The topics covered by the panel included depression, burnout, anxiety, ADHD, and disordered eating vs. eating disorders. Incredible stories, insights, and tidbits of advice were shared as the panelists opened up to viewers and honestly answered the questions that were asked.
Several responses from the panel stood out to me, and I’d like to share what was said and why it affected me…
On T1D as a psychologically and behaviorally demanding stress in your life:
The idea of perfectionism…and you have to be perfect at everything, and transitioning into having to go into college, get good grades, do well, and plan for a successful career…and having diabetes also be a factor is overwhelming and can cause people to go into a state of ignoring it. -Karly

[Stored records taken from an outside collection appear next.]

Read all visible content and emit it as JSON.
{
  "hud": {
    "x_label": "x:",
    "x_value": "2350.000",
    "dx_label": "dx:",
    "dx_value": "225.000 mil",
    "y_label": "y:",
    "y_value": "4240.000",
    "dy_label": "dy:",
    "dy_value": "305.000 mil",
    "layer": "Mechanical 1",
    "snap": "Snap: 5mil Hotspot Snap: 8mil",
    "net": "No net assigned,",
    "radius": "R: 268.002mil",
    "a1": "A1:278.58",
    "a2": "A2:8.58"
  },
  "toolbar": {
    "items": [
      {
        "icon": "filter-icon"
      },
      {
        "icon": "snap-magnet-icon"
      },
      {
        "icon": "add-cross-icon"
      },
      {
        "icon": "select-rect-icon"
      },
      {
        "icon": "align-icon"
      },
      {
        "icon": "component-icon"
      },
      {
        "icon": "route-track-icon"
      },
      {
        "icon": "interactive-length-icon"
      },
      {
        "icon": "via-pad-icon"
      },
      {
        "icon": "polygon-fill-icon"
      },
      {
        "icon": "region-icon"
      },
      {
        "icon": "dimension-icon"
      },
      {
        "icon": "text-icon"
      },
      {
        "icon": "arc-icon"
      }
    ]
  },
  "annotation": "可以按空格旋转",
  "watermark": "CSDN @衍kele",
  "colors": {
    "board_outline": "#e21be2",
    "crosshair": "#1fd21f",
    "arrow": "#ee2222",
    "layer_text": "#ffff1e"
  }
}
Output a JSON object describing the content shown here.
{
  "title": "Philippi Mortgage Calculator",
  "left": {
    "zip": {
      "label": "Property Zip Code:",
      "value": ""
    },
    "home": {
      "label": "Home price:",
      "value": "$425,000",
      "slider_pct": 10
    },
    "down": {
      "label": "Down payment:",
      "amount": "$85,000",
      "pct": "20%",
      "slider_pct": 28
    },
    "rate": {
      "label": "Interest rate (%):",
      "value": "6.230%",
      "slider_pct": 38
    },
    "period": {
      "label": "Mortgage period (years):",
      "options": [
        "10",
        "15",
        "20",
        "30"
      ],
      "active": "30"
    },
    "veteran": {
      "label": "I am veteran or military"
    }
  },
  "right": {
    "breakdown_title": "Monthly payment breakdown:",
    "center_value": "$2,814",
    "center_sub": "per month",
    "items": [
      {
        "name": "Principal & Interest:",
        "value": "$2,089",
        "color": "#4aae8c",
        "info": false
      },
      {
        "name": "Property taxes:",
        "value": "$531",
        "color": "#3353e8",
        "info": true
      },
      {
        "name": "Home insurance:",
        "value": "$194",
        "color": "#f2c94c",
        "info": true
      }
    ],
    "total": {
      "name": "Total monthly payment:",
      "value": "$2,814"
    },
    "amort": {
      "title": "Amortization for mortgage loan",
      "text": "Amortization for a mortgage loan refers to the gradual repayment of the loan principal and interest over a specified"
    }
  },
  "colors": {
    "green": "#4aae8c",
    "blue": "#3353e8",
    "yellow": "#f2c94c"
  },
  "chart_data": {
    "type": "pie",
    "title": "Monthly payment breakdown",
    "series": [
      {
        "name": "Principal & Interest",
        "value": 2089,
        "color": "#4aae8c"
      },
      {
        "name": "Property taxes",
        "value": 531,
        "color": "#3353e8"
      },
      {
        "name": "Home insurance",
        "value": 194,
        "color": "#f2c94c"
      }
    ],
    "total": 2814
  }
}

I related to this because I’ve always tried to be a perfectionist, in all facets of my life. Karly’s take on diabetes being an unwanted, demanding, and additional stress factor resonated with me because I also view it as just another thing in life that I have to try to handle perfectly – which, of course, is impossible when it comes to a chronic condition with a mind of its own.
On the concept of lowering expectations and setting goals:

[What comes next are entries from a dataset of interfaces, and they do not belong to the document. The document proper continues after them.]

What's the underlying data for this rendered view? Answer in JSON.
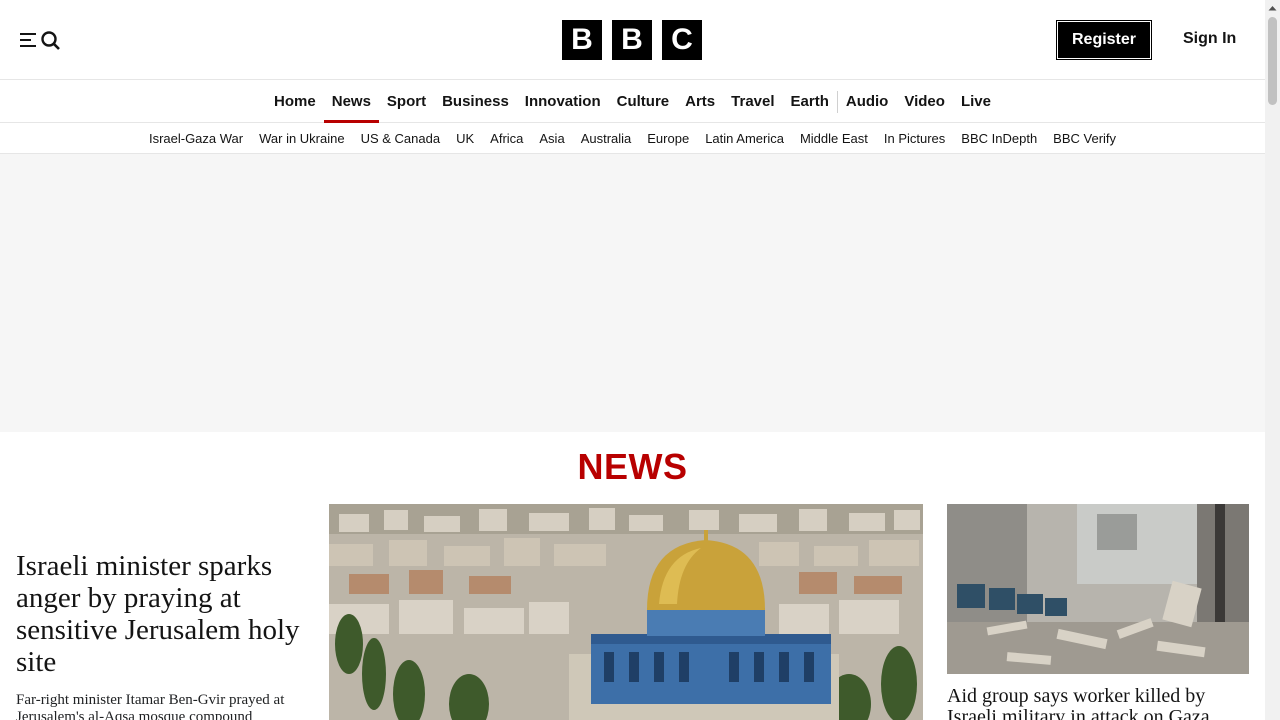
{
  "header": {
    "logo_letters": [
      "B",
      "B",
      "C"
    ],
    "register_label": "Register",
    "signin_label": "Sign In",
    "menu_icon": "menu-icon",
    "search_icon": "search-icon"
  },
  "primary_nav": {
    "items": [
      {
        "label": "Home",
        "active": false
      },
      {
        "label": "News",
        "active": true
      },
      {
        "label": "Sport",
        "active": false
      },
      {
        "label": "Business",
        "active": false
      },
      {
        "label": "Innovation",
        "active": false
      },
      {
        "label": "Culture",
        "active": false
      },
      {
        "label": "Arts",
        "active": false
      },
      {
        "label": "Travel",
        "active": false
      },
      {
        "label": "Earth",
        "active": false
      },
      {
        "label": "Audio",
        "active": false
      },
      {
        "label": "Video",
        "active": false
      },
      {
        "label": "Live",
        "active": false
      }
    ]
  },
  "secondary_nav": {
    "items": [
      "Israel-Gaza War",
      "War in Ukraine",
      "US & Canada",
      "UK",
      "Africa",
      "Asia",
      "Australia",
      "Europe",
      "Latin America",
      "Middle East",
      "In Pictures",
      "BBC InDepth",
      "BBC Verify"
    ]
  },
  "section": {
    "title": "NEWS"
  },
  "stories": {
    "lead": {
      "headline": "Israeli minister sparks anger by praying at sensitive Jerusalem holy site",
      "summary": "Far-right minister Itamar Ben-Gvir prayed at Jerusalem's al-Aqsa mosque compound"
    },
    "right": {
      "headline": "Aid group says worker killed by Israeli military in attack on Gaza"
    }
  },
  "colors": {
    "brand": "#000000",
    "accent": "#b80000",
    "text": "#141414"
  }
}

It’s less about lowering expectations and more about establishing expectations that are real…Also, the way that diabetes is taught, I personally think is absolutely incorrect. Patients and loved ones are taught that blood glucose can be controlled…and that it responds to an algebra equation…what your insulin to carb ratio and what your sensitivity factor is can land you directly into the target, but what we know is the target is a zone, not a bull’s eye. And we don’t teach it that way. -Ann

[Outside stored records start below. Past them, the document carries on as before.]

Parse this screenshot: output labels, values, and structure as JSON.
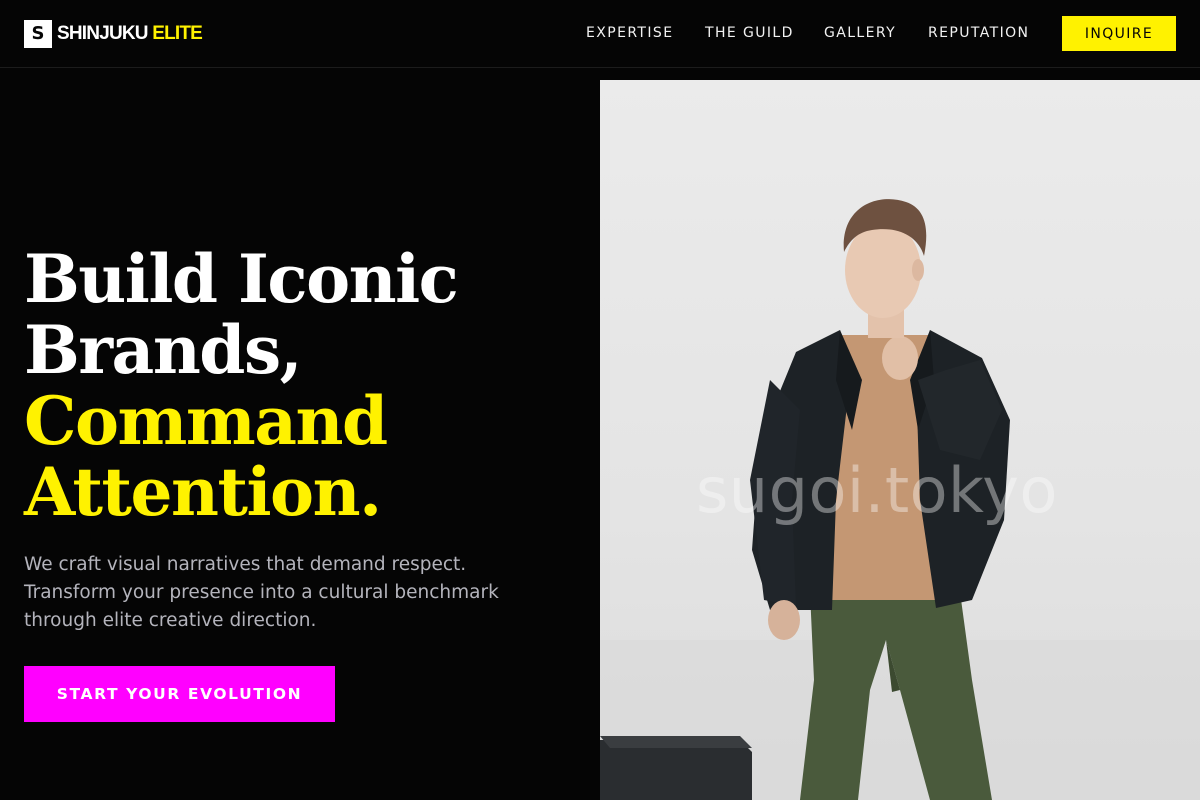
{
  "brand": {
    "logo_mark": "S",
    "name_primary": "SHINJUKU",
    "name_accent": "ELITE"
  },
  "nav": {
    "items": [
      {
        "label": "EXPERTISE"
      },
      {
        "label": "THE GUILD"
      },
      {
        "label": "GALLERY"
      },
      {
        "label": "REPUTATION"
      }
    ],
    "cta_label": "INQUIRE"
  },
  "hero": {
    "title_lines": [
      "Build Iconic",
      "Brands,"
    ],
    "title_accent_lines": [
      "Command",
      "Attention."
    ],
    "subtitle_lines": [
      "We craft visual narratives that demand respect.",
      "Transform your presence into a cultural benchmark",
      "through elite creative direction."
    ],
    "cta_label": "START YOUR EVOLUTION",
    "image_watermark": "sugoi.tokyo"
  },
  "colors": {
    "background": "#050505",
    "accent_yellow": "#fff200",
    "accent_magenta": "#ff00ff",
    "subtitle_gray": "#b4b4bc"
  }
}
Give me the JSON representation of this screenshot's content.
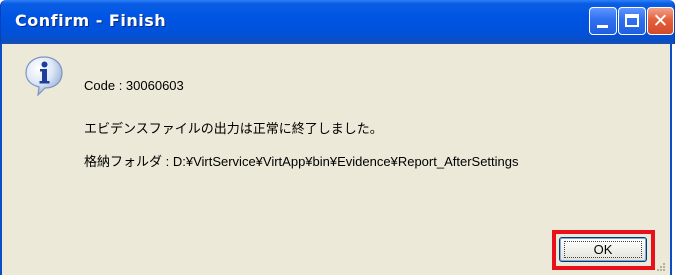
{
  "window": {
    "title": "Confirm - Finish",
    "controls": {
      "minimize_icon": "minimize-icon",
      "maximize_icon": "maximize-icon",
      "close_icon": "close-icon"
    }
  },
  "dialog": {
    "icon": "info-icon",
    "code_line": "Code : 30060603",
    "message": "エビデンスファイルの出力は正常に終了しました。",
    "folder_line": "格納フォルダ : D:¥VirtService¥VirtApp¥bin¥Evidence¥Report_AfterSettings",
    "ok_label": "OK"
  },
  "colors": {
    "titlebar": "#0054e3",
    "client_bg": "#ece9d8",
    "highlight": "#e8101a"
  }
}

I loved how Ann phrased that part I put in bold – I grew up thinking that I had to have my blood sugars right on the money at all times. If it was higher or lower than say, 120, I was failing (this ties in with that perfectionist attitude I was just talking about). But to hear her acknowledge that this way of thinking shouldn’t be taught was validating to me.
On the fear and anxiety of losing control from low blood sugar:
During a workout…whenever I was making progress, it seemed like something just pulled me right back…because of that, I started training high, purposely. I would start training in the high 100s, to almost the 200s, which is not good at all…I had to become conscious of that…because of my fear of lows [and feeling like I’m about to die]…I intentionally made myself high. -Jiggy
Working out has always been a challenge for me, and my fear of lows during a workout is pretty intense. To hear that Jiggy responds to that in the exact same way as me made me feel not so alone.
On accepting mistakes and that you’re not perfect:
Remember that you were never meant to perform this function. Your body was meant to perform this function. You are trying to take over from something that your body was supposed to do for you…remember you’re a human being [who is] being asked to do something you weren’t supposed to do. -Will
Yes, yes, YES. Will could not have said it better. It’s important to remind yourself that it’s not easy to take over a job that your body is supposed to do for you automatically as a biological function. You just need to try to do the best that you can, and not beat yourself up when you don’t always get desirable results.
A major thank you to William Jennette, Karly Kroeten, Jiggy Yoon, Aaron Sherman, Heather Levy, Ellen O’Donnell, Ann Goebel-Fabbri, and Quinn Nystrom for volunteering their time to get together for this Facebook Live, as well as for being vulnerable for perfect strangers on the Internet. I know it’s not easy to share personal stories, but the integrity and eloquence displayed by each panelist made for a powerful live video.
The College Diabetes Network’s website contains a variety of information on how you or a loved one can cope with the mental health challenges of diabetes. Visit their page to access materials that help explain touchy topics, as well as additional resources.